(Dataset rows describing interfaces)

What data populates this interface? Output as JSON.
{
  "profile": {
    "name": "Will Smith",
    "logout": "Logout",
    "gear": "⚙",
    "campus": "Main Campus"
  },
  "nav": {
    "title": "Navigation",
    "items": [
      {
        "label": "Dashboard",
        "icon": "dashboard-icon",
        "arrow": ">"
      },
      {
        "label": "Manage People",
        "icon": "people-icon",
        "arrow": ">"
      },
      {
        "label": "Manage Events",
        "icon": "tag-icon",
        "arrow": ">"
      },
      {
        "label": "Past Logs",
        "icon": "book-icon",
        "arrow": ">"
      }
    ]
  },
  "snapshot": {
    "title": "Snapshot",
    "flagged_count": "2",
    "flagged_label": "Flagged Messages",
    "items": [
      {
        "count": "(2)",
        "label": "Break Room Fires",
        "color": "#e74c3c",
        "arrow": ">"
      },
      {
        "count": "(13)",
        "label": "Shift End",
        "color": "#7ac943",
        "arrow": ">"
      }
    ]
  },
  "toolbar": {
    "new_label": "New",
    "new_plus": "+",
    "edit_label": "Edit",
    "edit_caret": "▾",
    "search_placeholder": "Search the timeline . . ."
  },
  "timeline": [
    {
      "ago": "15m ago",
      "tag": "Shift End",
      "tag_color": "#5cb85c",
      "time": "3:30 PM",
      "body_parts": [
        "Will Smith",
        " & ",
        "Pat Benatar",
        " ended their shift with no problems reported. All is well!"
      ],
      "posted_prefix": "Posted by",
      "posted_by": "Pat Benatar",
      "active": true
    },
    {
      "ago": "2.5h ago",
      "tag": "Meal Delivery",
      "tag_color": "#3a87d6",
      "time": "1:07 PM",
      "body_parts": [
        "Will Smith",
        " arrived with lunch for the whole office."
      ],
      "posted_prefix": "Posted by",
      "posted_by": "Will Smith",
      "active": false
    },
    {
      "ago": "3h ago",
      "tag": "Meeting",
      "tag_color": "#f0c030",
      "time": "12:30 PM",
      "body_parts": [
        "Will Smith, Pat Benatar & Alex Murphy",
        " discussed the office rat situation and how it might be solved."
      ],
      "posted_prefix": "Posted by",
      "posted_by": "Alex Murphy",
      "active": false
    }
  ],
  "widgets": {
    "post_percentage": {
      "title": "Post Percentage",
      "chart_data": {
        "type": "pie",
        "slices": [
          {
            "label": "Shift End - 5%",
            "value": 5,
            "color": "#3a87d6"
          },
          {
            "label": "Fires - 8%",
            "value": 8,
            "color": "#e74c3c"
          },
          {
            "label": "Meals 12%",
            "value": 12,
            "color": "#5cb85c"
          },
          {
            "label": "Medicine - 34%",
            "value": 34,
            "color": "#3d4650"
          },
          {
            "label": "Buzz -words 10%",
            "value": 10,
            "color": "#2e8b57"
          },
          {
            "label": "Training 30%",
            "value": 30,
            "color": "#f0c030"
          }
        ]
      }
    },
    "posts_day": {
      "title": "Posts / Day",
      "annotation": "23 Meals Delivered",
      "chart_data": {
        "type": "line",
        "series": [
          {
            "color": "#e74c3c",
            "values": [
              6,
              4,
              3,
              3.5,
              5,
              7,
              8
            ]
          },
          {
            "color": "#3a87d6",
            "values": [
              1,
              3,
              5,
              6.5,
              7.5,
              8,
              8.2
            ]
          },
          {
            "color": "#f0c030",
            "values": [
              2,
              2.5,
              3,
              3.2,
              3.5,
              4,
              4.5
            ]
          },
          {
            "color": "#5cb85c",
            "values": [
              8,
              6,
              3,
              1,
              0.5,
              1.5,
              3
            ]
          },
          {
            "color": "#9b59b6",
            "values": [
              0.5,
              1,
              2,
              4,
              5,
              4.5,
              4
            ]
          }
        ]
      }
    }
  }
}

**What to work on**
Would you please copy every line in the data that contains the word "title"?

**Completed task**
    "title": "Navigation",
    "title": "Snapshot",
      "title": "Post Percentage",
      "title": "Posts / Day",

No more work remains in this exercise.